Material shown START

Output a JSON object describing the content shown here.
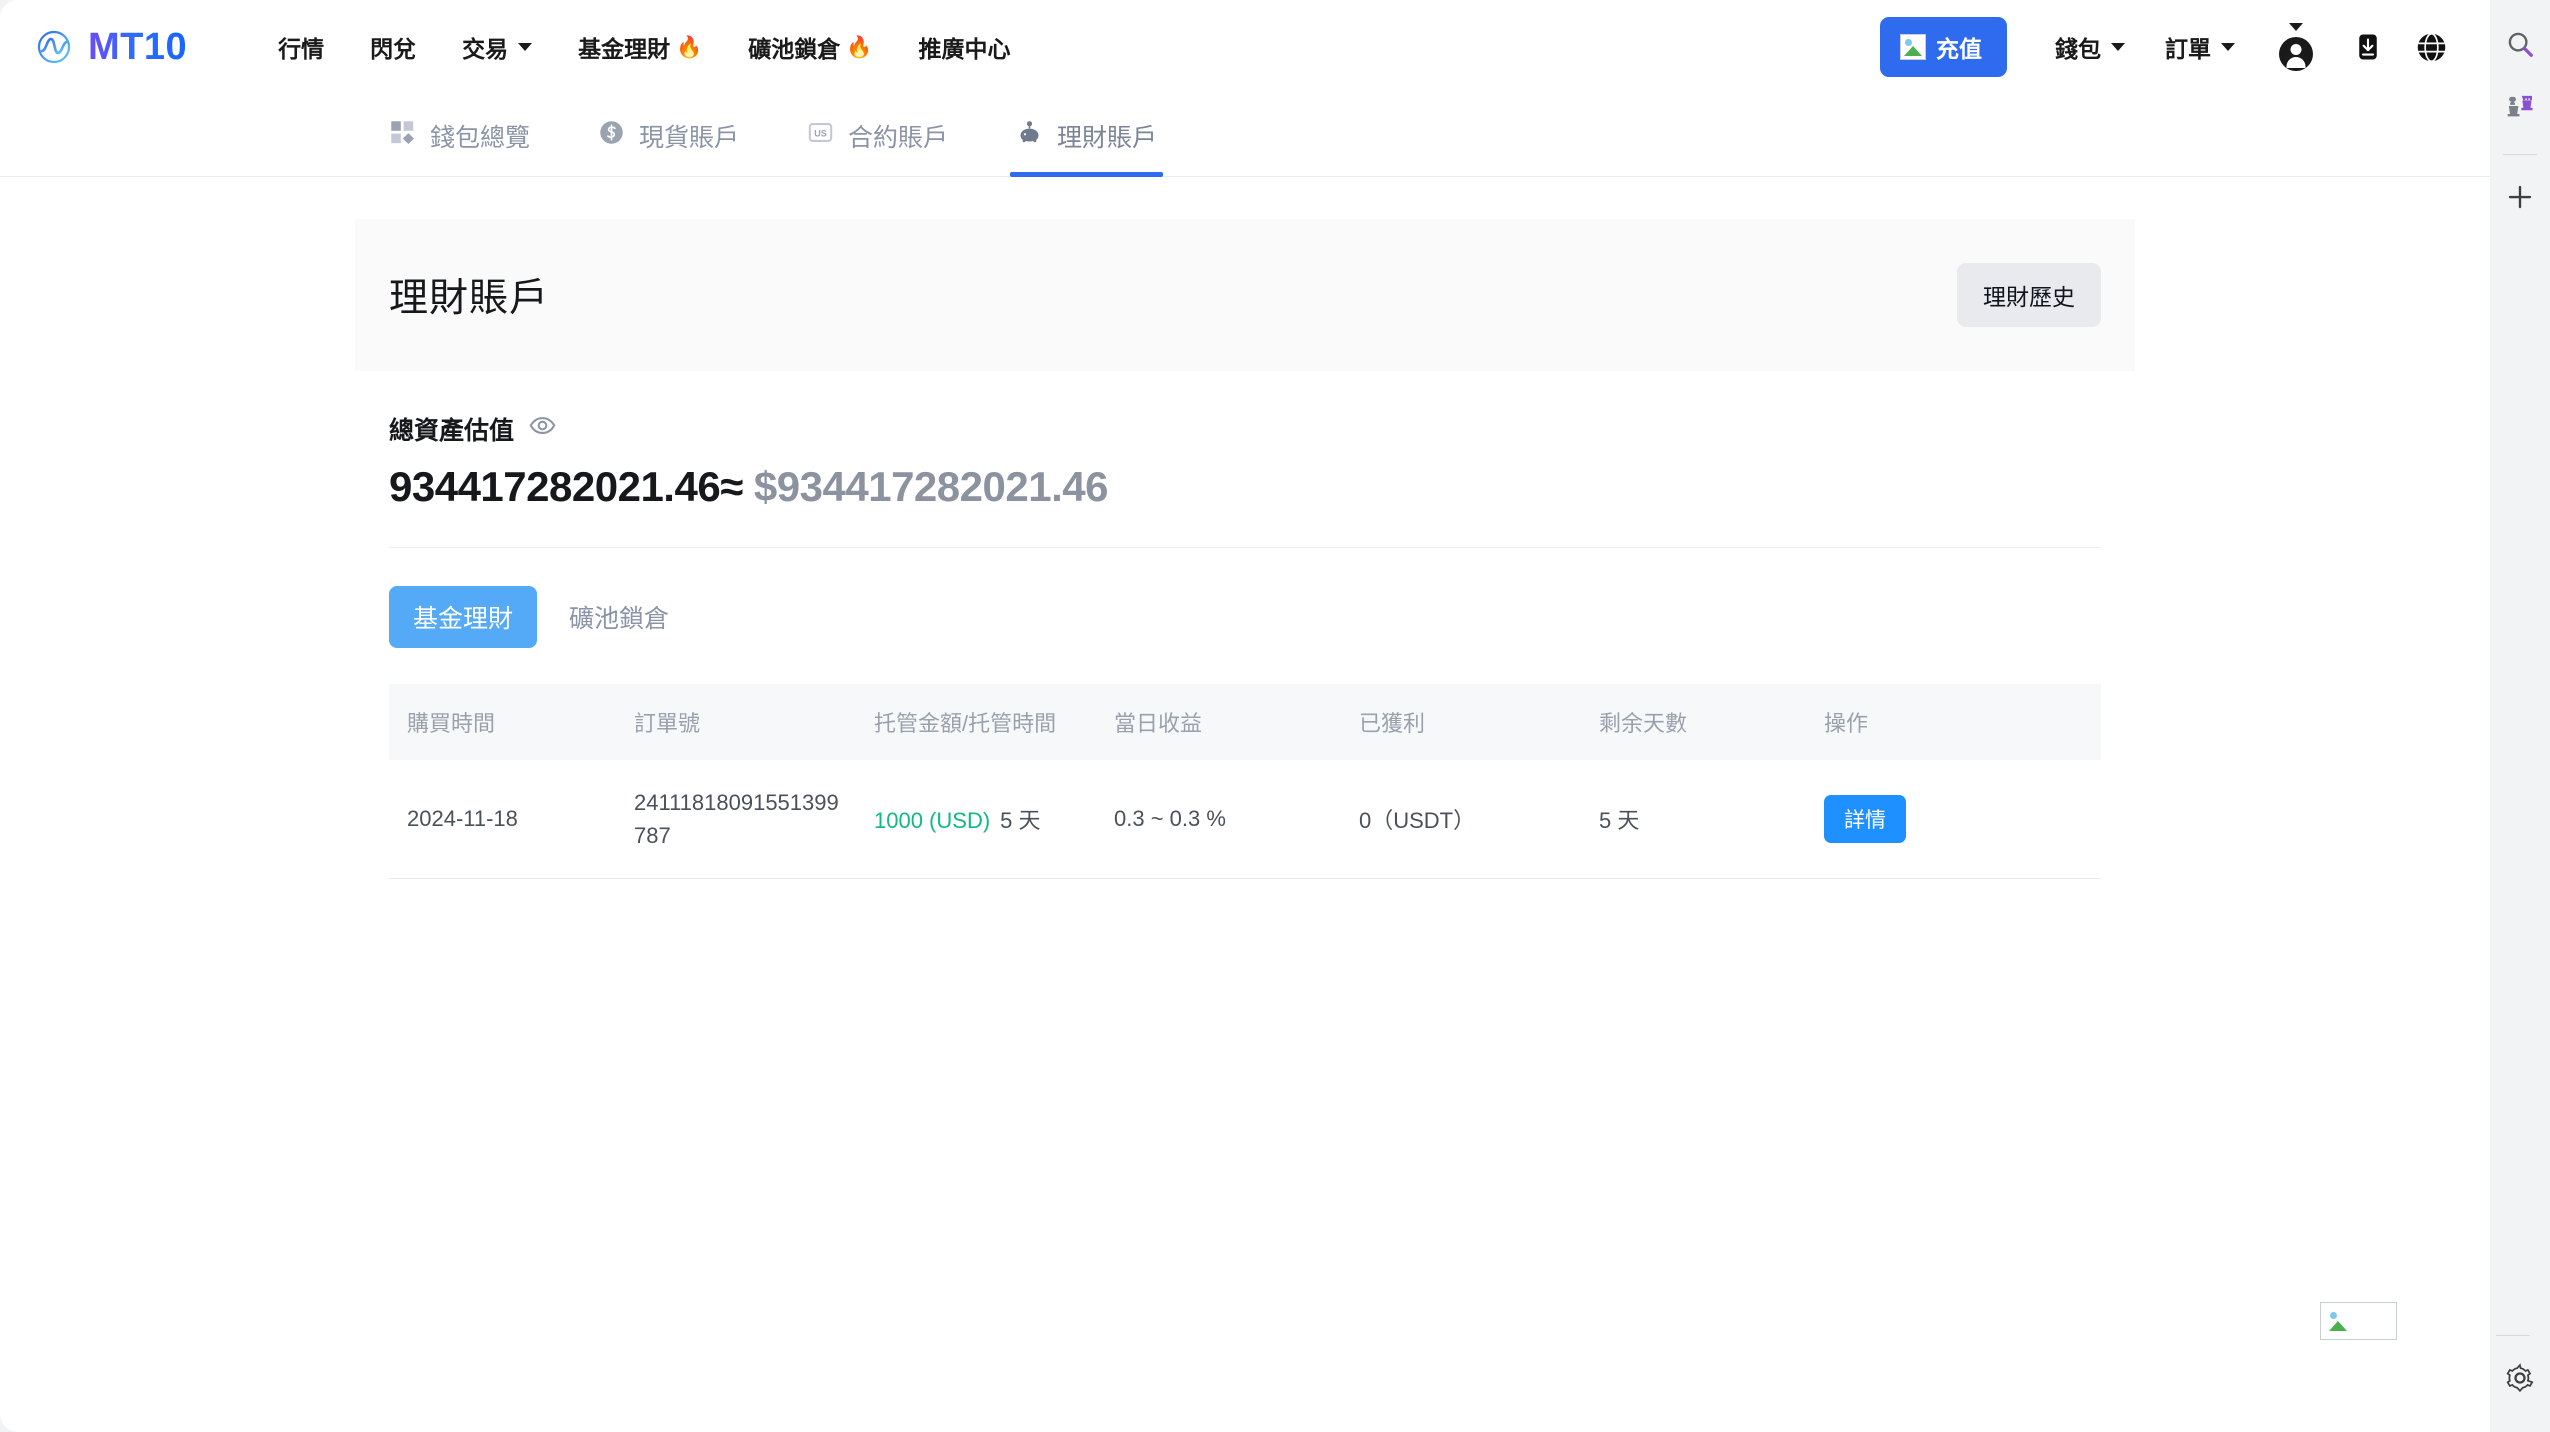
{
  "brand": {
    "name": "MT10",
    "logo_icon": "wave-circle-icon"
  },
  "topnav": {
    "items": [
      {
        "label": "行情",
        "icon": null,
        "caret": false
      },
      {
        "label": "閃兌",
        "icon": null,
        "caret": false
      },
      {
        "label": "交易",
        "icon": null,
        "caret": true
      },
      {
        "label": "基金理財",
        "icon": "fire-emoji",
        "caret": false
      },
      {
        "label": "礦池鎖倉",
        "icon": "fire-emoji",
        "caret": false
      },
      {
        "label": "推廣中心",
        "icon": null,
        "caret": false
      }
    ],
    "deposit_label": "充值",
    "deposit_icon": "broken-image-icon",
    "wallet_label": "錢包",
    "orders_label": "訂單",
    "download_icon": "download-icon",
    "language_icon": "globe-icon",
    "avatar_icon": "user-avatar-icon"
  },
  "account_tabs": [
    {
      "label": "錢包總覽",
      "icon": "grid-icon",
      "active": false
    },
    {
      "label": "現貨賬戶",
      "icon": "dollar-coin-icon",
      "active": false
    },
    {
      "label": "合約賬戶",
      "icon": "us-badge-icon",
      "active": false
    },
    {
      "label": "理財賬戶",
      "icon": "piggy-bank-icon",
      "active": true
    }
  ],
  "page": {
    "title": "理財賬戶",
    "history_button": "理財歷史",
    "totals": {
      "label": "總資產估值",
      "eye_icon": "eye-icon",
      "value": "934417282021.46",
      "approx_symbol": "≈",
      "currency_symbol": "$",
      "usd_value": "934417282021.46"
    },
    "subtabs": [
      {
        "label": "基金理財",
        "active": true
      },
      {
        "label": "礦池鎖倉",
        "active": false
      }
    ],
    "table": {
      "columns": [
        "購買時間",
        "訂單號",
        "托管金額/托管時間",
        "當日收益",
        "已獲利",
        "剩余天數",
        "操作"
      ],
      "rows": [
        {
          "purchase_time": "2024-11-18",
          "order_no": "24111818091551399787",
          "amount": "1000 (USD)",
          "duration": "5 天",
          "daily_yield": "0.3 ~ 0.3 %",
          "profit": "0（USDT）",
          "days_left": "5 天",
          "action_label": "詳情"
        }
      ]
    }
  },
  "browser_rail": {
    "search_icon": "search-icon",
    "extension_icon": "chess-pieces-icon",
    "add_icon": "plus-icon",
    "settings_icon": "gear-icon"
  },
  "colors": {
    "brand_blue": "#2f6bef",
    "accent_blue": "#1e90ff",
    "subtab_blue": "#55aaf7",
    "green": "#12b981",
    "muted": "#8a94a6"
  }
}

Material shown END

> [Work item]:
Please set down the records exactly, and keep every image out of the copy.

> [Response]:
Output a JSON object describing the content shown here.
{
  "brand": {
    "name": "MT10",
    "logo_icon": "wave-circle-icon"
  },
  "topnav": {
    "items": [
      {
        "label": "行情",
        "icon": null,
        "caret": false
      },
      {
        "label": "閃兌",
        "icon": null,
        "caret": false
      },
      {
        "label": "交易",
        "icon": null,
        "caret": true
      },
      {
        "label": "基金理財",
        "icon": "fire-emoji",
        "caret": false
      },
      {
        "label": "礦池鎖倉",
        "icon": "fire-emoji",
        "caret": false
      },
      {
        "label": "推廣中心",
        "icon": null,
        "caret": false
      }
    ],
    "deposit_label": "充值",
    "deposit_icon": "broken-image-icon",
    "wallet_label": "錢包",
    "orders_label": "訂單",
    "download_icon": "download-icon",
    "language_icon": "globe-icon",
    "avatar_icon": "user-avatar-icon"
  },
  "account_tabs": [
    {
      "label": "錢包總覽",
      "icon": "grid-icon",
      "active": false
    },
    {
      "label": "現貨賬戶",
      "icon": "dollar-coin-icon",
      "active": false
    },
    {
      "label": "合約賬戶",
      "icon": "us-badge-icon",
      "active": false
    },
    {
      "label": "理財賬戶",
      "icon": "piggy-bank-icon",
      "active": true
    }
  ],
  "page": {
    "title": "理財賬戶",
    "history_button": "理財歷史",
    "totals": {
      "label": "總資產估值",
      "eye_icon": "eye-icon",
      "value": "934417282021.46",
      "approx_symbol": "≈",
      "currency_symbol": "$",
      "usd_value": "934417282021.46"
    },
    "subtabs": [
      {
        "label": "基金理財",
        "active": true
      },
      {
        "label": "礦池鎖倉",
        "active": false
      }
    ],
    "table": {
      "columns": [
        "購買時間",
        "訂單號",
        "托管金額/托管時間",
        "當日收益",
        "已獲利",
        "剩余天數",
        "操作"
      ],
      "rows": [
        {
          "purchase_time": "2024-11-18",
          "order_no": "24111818091551399787",
          "amount": "1000 (USD)",
          "duration": "5 天",
          "daily_yield": "0.3 ~ 0.3 %",
          "profit": "0（USDT）",
          "days_left": "5 天",
          "action_label": "詳情"
        }
      ]
    }
  },
  "browser_rail": {
    "search_icon": "search-icon",
    "extension_icon": "chess-pieces-icon",
    "add_icon": "plus-icon",
    "settings_icon": "gear-icon"
  },
  "colors": {
    "brand_blue": "#2f6bef",
    "accent_blue": "#1e90ff",
    "subtab_blue": "#55aaf7",
    "green": "#12b981",
    "muted": "#8a94a6"
  }
}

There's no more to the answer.